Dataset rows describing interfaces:
──────────

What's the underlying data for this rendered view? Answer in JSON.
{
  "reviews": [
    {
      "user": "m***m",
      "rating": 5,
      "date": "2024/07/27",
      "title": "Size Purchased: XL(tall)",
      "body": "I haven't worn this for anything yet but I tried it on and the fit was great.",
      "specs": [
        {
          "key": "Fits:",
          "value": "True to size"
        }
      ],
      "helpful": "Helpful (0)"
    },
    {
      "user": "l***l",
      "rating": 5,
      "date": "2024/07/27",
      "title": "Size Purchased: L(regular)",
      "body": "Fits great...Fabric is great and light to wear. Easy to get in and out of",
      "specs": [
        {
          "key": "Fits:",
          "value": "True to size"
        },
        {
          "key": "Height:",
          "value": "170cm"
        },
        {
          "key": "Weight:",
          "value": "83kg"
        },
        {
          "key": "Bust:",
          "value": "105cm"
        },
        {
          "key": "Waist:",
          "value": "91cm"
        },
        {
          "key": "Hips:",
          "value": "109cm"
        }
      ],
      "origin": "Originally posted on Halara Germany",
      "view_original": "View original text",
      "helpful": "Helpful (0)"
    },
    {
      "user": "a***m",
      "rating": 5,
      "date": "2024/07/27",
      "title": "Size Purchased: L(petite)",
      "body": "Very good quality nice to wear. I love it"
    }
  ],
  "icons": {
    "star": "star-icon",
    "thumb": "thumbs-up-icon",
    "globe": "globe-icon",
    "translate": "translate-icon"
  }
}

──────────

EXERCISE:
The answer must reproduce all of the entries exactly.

ANSWER SECTION:
What's the underlying data for this rendered view? Answer in JSON.
{
  "reviews": [
    {
      "user": "m***m",
      "rating": 5,
      "date": "2024/07/27",
      "title": "Size Purchased: XL(tall)",
      "body": "I haven't worn this for anything yet but I tried it on and the fit was great.",
      "specs": [
        {
          "key": "Fits:",
          "value": "True to size"
        }
      ],
      "helpful": "Helpful (0)"
    },
    {
      "user": "l***l",
      "rating": 5,
      "date": "2024/07/27",
      "title": "Size Purchased: L(regular)",
      "body": "Fits great...Fabric is great and light to wear. Easy to get in and out of",
      "specs": [
        {
          "key": "Fits:",
          "value": "True to size"
        },
        {
          "key": "Height:",
          "value": "170cm"
        },
        {
          "key": "Weight:",
          "value": "83kg"
        },
        {
          "key": "Bust:",
          "value": "105cm"
        },
        {
          "key": "Waist:",
          "value": "91cm"
        },
        {
          "key": "Hips:",
          "value": "109cm"
        }
      ],
      "origin": "Originally posted on Halara Germany",
      "view_original": "View original text",
      "helpful": "Helpful (0)"
    },
    {
      "user": "a***m",
      "rating": 5,
      "date": "2024/07/27",
      "title": "Size Purchased: L(petite)",
      "body": "Very good quality nice to wear. I love it"
    }
  ],
  "icons": {
    "star": "star-icon",
    "thumb": "thumbs-up-icon",
    "globe": "globe-icon",
    "translate": "translate-icon"
  }
}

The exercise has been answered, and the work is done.